_Problem_:
The answer must be every line of the records in which the string "icon" appears.
%%
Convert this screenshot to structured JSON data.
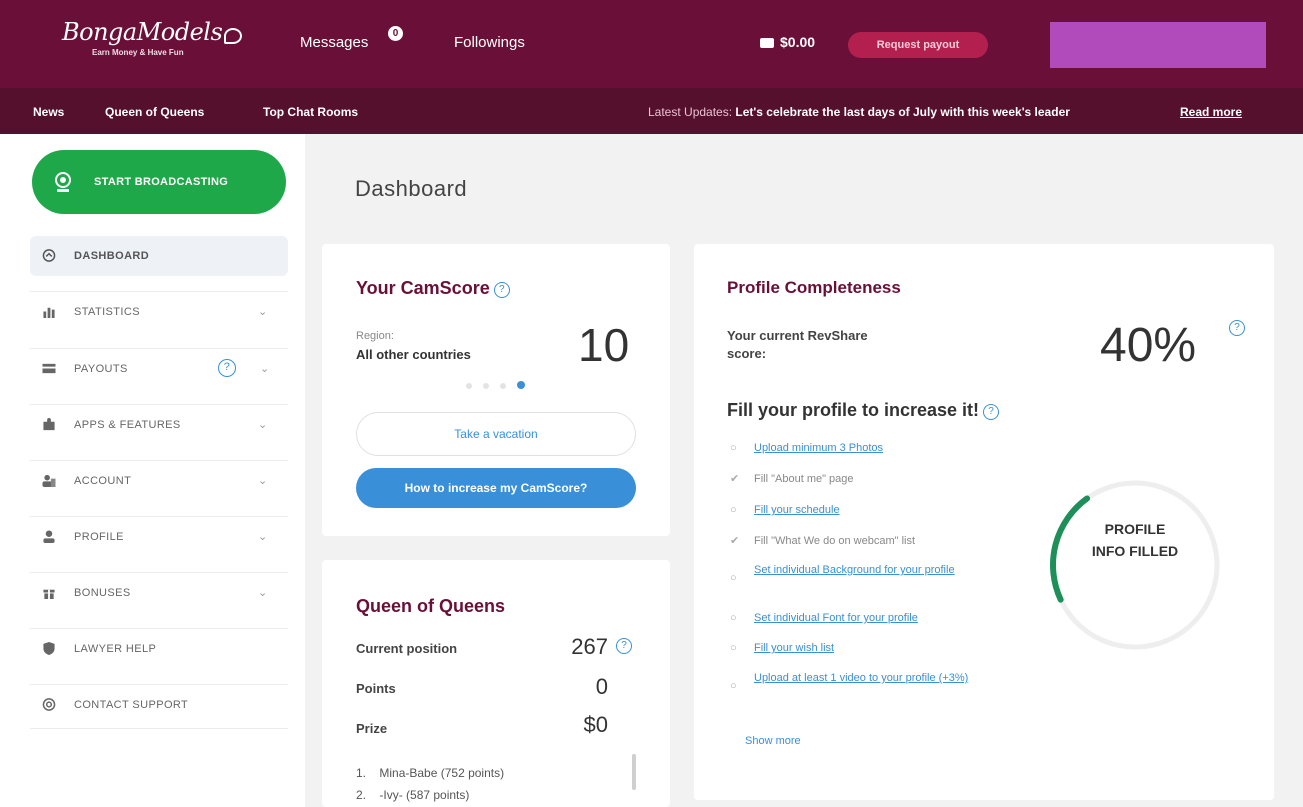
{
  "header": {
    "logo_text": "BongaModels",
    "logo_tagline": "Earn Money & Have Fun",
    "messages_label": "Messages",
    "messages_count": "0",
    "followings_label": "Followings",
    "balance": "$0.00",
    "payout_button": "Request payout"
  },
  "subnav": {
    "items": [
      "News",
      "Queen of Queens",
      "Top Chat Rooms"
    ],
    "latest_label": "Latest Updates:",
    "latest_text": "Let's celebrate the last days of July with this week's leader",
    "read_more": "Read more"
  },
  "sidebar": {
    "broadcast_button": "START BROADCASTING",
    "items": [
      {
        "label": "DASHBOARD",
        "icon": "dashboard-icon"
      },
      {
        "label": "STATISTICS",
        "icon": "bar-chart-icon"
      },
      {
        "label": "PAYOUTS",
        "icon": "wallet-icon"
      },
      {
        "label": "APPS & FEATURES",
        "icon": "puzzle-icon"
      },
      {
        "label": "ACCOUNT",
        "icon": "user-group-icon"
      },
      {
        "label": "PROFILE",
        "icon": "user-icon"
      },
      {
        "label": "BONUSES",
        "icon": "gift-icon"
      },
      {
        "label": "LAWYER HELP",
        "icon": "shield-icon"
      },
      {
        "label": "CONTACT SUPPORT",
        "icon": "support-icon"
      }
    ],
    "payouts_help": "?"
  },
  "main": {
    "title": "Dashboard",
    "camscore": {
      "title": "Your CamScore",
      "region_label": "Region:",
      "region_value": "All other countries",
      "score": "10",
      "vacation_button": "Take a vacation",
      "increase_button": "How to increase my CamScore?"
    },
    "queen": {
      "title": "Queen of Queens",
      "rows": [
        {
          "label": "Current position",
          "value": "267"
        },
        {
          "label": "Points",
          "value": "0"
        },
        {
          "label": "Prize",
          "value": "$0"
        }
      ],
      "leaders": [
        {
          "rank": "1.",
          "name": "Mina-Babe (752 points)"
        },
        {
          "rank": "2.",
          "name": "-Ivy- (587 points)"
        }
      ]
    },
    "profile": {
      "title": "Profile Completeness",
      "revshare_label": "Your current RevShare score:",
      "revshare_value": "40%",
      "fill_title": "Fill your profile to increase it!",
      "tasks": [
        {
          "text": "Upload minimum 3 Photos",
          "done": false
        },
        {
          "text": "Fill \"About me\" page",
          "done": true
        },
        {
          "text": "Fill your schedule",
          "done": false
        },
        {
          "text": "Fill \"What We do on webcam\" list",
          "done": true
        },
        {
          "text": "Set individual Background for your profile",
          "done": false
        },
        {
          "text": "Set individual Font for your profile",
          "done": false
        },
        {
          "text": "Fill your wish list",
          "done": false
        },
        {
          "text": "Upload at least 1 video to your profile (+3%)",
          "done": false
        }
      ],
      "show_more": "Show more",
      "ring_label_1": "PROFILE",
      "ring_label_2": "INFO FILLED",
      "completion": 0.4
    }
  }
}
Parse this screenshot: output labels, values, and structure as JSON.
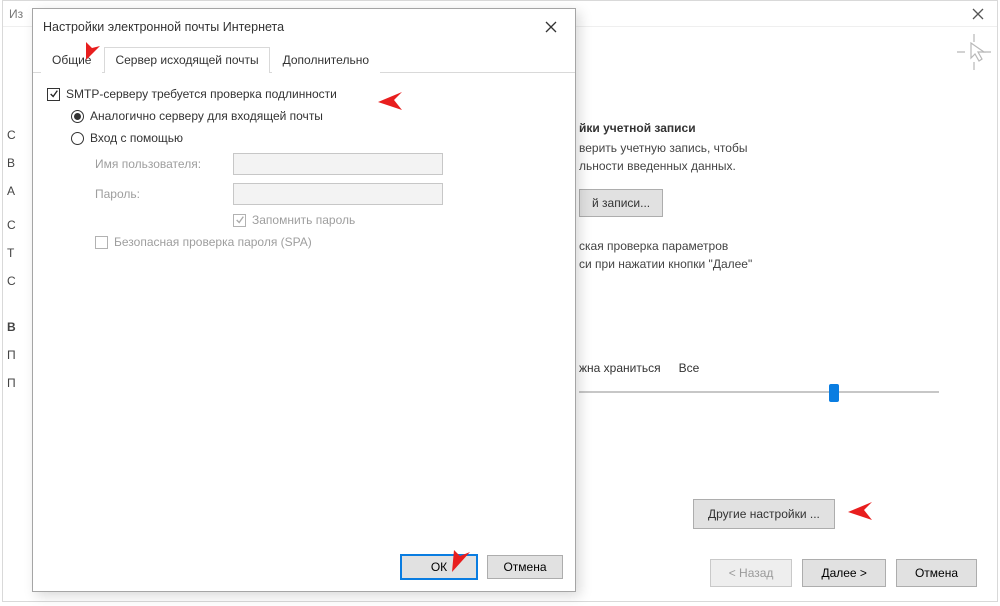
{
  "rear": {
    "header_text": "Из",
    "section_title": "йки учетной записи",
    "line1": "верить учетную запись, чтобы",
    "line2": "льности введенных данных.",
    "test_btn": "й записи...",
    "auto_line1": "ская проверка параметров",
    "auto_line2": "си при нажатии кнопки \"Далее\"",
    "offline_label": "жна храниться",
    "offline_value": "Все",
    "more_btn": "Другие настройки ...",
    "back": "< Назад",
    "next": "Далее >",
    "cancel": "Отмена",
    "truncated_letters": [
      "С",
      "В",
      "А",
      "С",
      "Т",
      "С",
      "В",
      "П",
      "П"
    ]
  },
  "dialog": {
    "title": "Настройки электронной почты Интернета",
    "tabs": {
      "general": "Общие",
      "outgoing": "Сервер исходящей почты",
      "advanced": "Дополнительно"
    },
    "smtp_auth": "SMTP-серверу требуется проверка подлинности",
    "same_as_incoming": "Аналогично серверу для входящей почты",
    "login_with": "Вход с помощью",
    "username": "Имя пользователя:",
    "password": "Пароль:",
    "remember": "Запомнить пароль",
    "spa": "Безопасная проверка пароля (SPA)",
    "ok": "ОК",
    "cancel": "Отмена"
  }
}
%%
_Solution for this problem_:
        "icon": "dashboard-icon"
        "icon": "bar-chart-icon"
        "icon": "wallet-icon"
        "icon": "puzzle-icon"
        "icon": "user-group-icon"
        "icon": "user-icon"
        "icon": "gift-icon"
        "icon": "shield-icon"
        "icon": "support-icon"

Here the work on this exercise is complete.